AI-equipped robots active in precision welding - Nikkei Asian Review Arrow Artboard Artboard Title Chevron Title Chevron Eye Icon Icon Facebook Icon Linkedin Icon Mail Contact Path Layer Icon Mail Menu Burger Positive Arrow Icon Print Icon Search Site Title Title Chevron Icon Tw

The importance of welding as an industrial field goes without saying. But many work sites are hazardous environments, filled with smoke, dust, arc light and weld spatter that pose health and safety risks. The number of young people pursuing careers in welding continues to decline due to the long hours of study and experience needed to become proficient. With many manufacturers facing personnel shortages and high costs, industrial robots are finding their way into the welding trade. At present, there are more than 500,000 industrial robots in use in China, with welding robots accounting for over 35% of the total. Even conservative estimates put the number of welding robots at more than 2 million in the future. The first is their limited flexibility. In cases where product size is not standardized or errors occur, robots are unable to adjust. That sometimes leads to bad welds that harm product quality or make the product unusable. The second involves difficulties with programming. Until now, it has been necessary for skilled human welders to have their actions recorded to give the robot a model to copy. The method was inefficient and meant that the quality of the welds performed ...

Advanced Manufacturing Media is a leading source for news and in-depth technical information about advanced manufacturing
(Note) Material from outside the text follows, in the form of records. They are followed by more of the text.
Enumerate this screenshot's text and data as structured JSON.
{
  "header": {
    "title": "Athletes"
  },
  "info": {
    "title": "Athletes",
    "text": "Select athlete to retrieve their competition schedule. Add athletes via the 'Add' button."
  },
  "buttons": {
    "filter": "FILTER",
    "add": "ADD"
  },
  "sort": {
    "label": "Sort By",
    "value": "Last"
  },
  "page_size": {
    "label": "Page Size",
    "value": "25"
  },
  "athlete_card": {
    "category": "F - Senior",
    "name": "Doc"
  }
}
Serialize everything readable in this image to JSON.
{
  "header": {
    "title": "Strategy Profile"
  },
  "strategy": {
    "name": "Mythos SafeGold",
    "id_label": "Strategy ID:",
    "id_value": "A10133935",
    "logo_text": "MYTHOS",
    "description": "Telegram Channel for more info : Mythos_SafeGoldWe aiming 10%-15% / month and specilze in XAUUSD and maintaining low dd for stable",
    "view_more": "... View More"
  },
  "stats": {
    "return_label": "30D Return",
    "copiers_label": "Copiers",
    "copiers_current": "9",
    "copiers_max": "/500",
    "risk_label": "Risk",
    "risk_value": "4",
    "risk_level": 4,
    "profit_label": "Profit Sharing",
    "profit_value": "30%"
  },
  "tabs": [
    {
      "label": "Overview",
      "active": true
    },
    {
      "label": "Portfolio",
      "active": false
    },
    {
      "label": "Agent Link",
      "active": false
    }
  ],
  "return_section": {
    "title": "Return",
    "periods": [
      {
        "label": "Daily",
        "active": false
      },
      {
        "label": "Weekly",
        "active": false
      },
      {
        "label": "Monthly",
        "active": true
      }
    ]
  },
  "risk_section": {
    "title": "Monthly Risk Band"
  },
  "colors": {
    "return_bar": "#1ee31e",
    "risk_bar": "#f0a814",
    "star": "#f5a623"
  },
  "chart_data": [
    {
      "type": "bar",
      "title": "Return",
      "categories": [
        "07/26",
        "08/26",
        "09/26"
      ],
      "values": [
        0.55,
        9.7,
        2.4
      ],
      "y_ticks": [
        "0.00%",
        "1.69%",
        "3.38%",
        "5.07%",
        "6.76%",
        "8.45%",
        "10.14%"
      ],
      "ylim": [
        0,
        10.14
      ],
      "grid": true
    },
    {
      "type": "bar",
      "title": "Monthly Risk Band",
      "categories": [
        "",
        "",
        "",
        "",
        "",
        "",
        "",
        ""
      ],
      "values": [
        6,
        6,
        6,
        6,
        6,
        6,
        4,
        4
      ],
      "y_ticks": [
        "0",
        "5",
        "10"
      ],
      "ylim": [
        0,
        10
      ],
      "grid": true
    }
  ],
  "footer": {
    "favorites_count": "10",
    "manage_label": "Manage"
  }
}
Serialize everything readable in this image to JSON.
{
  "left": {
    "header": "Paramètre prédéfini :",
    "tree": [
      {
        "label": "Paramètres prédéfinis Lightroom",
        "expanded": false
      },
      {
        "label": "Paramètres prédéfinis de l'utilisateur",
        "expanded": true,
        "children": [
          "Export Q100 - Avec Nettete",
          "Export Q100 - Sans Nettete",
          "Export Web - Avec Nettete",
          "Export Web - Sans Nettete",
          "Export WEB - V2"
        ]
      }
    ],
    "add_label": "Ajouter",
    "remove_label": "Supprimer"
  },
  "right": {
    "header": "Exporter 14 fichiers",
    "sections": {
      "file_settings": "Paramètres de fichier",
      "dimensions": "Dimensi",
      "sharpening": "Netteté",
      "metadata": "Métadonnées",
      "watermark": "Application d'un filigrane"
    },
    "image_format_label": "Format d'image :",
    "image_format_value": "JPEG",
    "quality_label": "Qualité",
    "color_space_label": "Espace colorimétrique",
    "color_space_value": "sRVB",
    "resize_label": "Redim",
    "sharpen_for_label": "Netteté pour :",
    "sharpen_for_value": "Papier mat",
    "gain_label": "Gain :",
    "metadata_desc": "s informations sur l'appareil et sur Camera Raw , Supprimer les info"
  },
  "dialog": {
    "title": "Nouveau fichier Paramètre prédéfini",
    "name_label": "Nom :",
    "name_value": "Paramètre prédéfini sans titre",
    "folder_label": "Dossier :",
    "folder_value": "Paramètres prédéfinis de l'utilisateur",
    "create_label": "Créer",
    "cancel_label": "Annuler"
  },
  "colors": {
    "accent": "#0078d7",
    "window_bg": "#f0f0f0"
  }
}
Advanced Manufacturing Media is a leading source for news and in-depth technical information about advanced manufacturing in North America. Maybe your company specializes in aerospace or medical components, and you need to produce complex geometries in metals too tough to cut via conventional machining methods. Or maybe you work in or own a tool and cutter shop, and are looking for faster, more cost-effective ways to produce drills, end mills, and form tools. Whatever the reason, and whatever the requirement, you’re in luck. As with most metalworking technologies, grinding—more properly called abrasive machining—has improved greatly in recent years. How so? For starters, grinding wheel manufacturers have developed new bonds and superabrasives that clearly deserve the title “super,” capable of removing more material in less time than ever before. And grinding machine manufacturers are delivering ever more capable equipment, rigid and powerful enough to take full advantage of those advanced abrasives, while adding smart features like automation, remote monitoring and intelligent software systems to their machine tools. Simply put, grinding has entered a new era of productivity and...